Voila, the length of one’s travel trousers can be set exactly to your individual preference, to work with walking boots, bare feet or as ‘shorts’ of any length you like (This probably requires unobtrusive, or multiple, side seams on the lower leg section to avoid looking as if one has legs attached at the ‘ten to three’ position) .
Comments Off on #215: DNA zip
22nd June 2007
When I’m walking around carrying eg my keys, phone, MP3 player, railcard, PDA, glasses etc I’m constantly paranoid about losing some of them or having them stolen from an unflapped pocket. If I have to run to catch a train or avoid some homicidal taxi, there is always the fear that some of these essential items have bounced onto the pavement, never to be seen again.
Today’s invention is intended to make it easier to monitor a collection of portable things without constantly having to pay attention to them, (or carry a handbag or having alarms sounding in your clothing).
Each item would be secured to a short length of wire. At each end of each wire there would be a simple magnetic connector. The wire would carry a soft coating which was oval in section (say, 5mm max diameter). This would make it much less likely to form irritating knots, bulges under clothes or be uncomfortable to sit on. The coating could be in bright colours, a different one for each item, if desired. Lengths might even be stitched to the outside of clothes as a design feature.
All these sections of wire would be joined to an MP3 player, so that removal of any one from the circuit formed would immediately, but discreetly, alert the user, by stopping the music playing in one’s headphones. Of course, if you wanted to hand your phone to a friend, the two ends left by their removal could simply be rejoined to fire up your music once more.
Comments Off on #214: Singring
21st June 2007
Older posts »
I hate umbrellas. As well as being really hard to deal with in windy weather and threatening eye injuries to everyone in range, they really are a burden to cart about and so, usually, they are in the wrong place when it starts to rain.
Today’s invention is a new way to stay dry.
Don’t just ignore those guys selling Big Issue magazine (because you don’t want to read that politically active stuff and you know they drive home in a Merc each day). When it begins to rain, seek them out. That’s because in future they will sell you a low-cost poncho.

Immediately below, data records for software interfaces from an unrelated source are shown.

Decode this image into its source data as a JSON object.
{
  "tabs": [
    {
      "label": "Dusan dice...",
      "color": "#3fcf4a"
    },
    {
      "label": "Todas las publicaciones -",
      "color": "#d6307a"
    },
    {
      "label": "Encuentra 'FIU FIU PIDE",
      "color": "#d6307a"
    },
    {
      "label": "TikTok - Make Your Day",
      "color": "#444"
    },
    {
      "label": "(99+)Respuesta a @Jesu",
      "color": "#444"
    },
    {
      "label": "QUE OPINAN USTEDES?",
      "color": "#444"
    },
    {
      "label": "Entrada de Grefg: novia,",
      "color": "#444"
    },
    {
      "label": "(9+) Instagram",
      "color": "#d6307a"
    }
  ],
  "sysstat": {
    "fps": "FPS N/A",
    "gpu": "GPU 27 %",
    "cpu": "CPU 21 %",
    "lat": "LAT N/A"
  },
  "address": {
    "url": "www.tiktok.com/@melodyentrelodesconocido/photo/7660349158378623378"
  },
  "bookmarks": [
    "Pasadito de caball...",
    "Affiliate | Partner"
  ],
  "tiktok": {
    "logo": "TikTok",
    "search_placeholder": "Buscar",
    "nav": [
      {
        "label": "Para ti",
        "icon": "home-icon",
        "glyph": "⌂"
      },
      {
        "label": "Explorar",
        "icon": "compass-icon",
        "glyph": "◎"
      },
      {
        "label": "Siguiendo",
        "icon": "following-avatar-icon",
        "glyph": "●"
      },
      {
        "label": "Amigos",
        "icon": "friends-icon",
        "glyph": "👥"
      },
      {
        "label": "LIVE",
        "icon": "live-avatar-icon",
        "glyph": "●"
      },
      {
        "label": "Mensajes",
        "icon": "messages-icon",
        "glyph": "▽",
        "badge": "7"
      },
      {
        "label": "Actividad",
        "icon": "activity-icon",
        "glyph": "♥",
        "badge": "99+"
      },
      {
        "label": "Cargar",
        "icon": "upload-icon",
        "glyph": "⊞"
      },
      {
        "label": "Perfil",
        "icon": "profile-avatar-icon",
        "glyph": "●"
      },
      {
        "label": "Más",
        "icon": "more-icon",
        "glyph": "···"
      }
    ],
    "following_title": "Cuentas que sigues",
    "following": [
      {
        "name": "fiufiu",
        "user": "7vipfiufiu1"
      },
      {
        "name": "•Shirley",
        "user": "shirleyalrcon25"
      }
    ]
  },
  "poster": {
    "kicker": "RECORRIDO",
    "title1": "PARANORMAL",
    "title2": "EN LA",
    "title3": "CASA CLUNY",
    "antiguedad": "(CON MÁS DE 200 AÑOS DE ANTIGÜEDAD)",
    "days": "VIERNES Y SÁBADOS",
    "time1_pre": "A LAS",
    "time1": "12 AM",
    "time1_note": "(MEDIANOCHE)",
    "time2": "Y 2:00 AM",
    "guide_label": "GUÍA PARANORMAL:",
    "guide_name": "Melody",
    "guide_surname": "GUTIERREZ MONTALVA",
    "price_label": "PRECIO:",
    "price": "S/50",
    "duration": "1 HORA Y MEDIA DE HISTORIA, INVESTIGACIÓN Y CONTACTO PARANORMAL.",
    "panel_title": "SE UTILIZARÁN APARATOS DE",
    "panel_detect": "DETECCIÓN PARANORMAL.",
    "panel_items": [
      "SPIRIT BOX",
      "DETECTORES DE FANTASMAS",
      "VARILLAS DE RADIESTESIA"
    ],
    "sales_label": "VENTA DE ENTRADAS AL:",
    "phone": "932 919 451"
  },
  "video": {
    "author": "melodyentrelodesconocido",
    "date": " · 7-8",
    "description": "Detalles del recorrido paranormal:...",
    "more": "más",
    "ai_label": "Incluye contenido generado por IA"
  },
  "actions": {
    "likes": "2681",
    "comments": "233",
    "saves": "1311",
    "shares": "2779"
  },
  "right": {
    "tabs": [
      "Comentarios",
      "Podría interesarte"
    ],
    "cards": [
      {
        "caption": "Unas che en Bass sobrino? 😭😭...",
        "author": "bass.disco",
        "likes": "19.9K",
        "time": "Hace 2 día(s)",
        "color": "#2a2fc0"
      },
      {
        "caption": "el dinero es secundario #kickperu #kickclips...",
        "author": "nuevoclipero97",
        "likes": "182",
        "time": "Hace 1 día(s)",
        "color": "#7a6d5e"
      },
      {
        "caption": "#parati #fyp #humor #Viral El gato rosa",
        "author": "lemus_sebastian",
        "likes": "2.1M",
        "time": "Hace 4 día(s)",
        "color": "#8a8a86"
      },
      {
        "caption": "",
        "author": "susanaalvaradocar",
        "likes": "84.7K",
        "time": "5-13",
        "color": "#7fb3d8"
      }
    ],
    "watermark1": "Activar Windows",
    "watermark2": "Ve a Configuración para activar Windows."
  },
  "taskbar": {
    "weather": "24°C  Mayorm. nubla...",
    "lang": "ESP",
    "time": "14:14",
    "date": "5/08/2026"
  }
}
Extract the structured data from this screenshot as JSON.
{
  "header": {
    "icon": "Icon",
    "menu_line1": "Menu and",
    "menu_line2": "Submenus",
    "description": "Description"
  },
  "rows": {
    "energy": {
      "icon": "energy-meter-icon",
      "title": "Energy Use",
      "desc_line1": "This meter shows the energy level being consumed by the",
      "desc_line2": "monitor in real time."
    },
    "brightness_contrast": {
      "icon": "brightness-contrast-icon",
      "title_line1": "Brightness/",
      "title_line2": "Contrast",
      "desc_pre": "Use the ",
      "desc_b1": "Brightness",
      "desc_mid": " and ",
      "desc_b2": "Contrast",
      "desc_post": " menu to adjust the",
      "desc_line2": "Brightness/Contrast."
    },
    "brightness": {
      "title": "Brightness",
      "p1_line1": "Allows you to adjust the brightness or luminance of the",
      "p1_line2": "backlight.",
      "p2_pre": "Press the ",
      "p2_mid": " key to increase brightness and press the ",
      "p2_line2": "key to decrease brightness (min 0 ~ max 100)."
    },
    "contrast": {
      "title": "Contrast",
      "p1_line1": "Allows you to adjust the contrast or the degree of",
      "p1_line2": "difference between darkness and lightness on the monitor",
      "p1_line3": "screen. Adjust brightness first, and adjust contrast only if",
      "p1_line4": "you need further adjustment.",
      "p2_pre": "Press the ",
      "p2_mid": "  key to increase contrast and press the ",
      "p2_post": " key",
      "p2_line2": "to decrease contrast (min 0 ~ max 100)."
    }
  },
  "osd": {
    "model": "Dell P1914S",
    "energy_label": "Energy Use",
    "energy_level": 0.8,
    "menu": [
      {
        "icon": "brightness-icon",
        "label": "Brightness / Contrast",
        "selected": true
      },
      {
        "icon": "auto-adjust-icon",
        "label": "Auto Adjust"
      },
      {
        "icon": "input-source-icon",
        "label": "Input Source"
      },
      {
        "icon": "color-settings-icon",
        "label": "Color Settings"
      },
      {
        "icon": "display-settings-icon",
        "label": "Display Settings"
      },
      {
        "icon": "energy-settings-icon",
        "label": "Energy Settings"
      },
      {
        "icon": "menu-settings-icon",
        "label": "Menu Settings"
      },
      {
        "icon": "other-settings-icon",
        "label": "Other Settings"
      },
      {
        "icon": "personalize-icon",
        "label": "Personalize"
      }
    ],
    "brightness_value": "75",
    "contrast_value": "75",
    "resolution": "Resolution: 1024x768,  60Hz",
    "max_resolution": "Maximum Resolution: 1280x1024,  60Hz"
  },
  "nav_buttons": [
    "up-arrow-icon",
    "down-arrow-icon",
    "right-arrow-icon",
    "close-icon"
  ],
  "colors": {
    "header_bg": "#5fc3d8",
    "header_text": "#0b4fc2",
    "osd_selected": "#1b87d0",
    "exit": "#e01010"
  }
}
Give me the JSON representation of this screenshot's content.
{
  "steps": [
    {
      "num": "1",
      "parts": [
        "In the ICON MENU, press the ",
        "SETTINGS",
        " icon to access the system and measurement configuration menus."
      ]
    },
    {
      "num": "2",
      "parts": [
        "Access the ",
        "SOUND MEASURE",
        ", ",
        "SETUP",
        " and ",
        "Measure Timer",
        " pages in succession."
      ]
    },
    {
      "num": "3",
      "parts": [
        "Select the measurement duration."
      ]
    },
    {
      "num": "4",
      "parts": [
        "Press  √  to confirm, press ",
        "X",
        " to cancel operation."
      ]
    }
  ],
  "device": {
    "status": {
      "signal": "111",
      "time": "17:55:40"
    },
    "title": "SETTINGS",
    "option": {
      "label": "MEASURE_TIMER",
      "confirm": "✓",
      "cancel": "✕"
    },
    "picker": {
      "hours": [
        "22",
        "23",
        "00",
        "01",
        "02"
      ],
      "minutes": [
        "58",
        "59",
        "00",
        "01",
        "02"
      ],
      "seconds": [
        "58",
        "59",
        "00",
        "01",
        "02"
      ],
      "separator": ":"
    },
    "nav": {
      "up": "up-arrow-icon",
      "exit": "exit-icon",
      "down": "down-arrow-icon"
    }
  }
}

Each of these will be preprepared on days threatening rain by stapling sheets of the newsprint together to make a poncho shape -including hood). Each poncho would get a quick spray of cheap, environmentally friendly, waterproofing agent. They could cut costs even further by using yesterday’s old newspapers -or, better still, use those dreadful free copies of ‘Metro’ that litter stations everywhere.
Naturally, the sheets of newspaper would be joined in such a way that the text could still be read by the wearer when eg sitting, dripping, on a train.
When the weather dries out, you can then ditch the cape in a bin.
Comments Off on #213: Tabloid poncho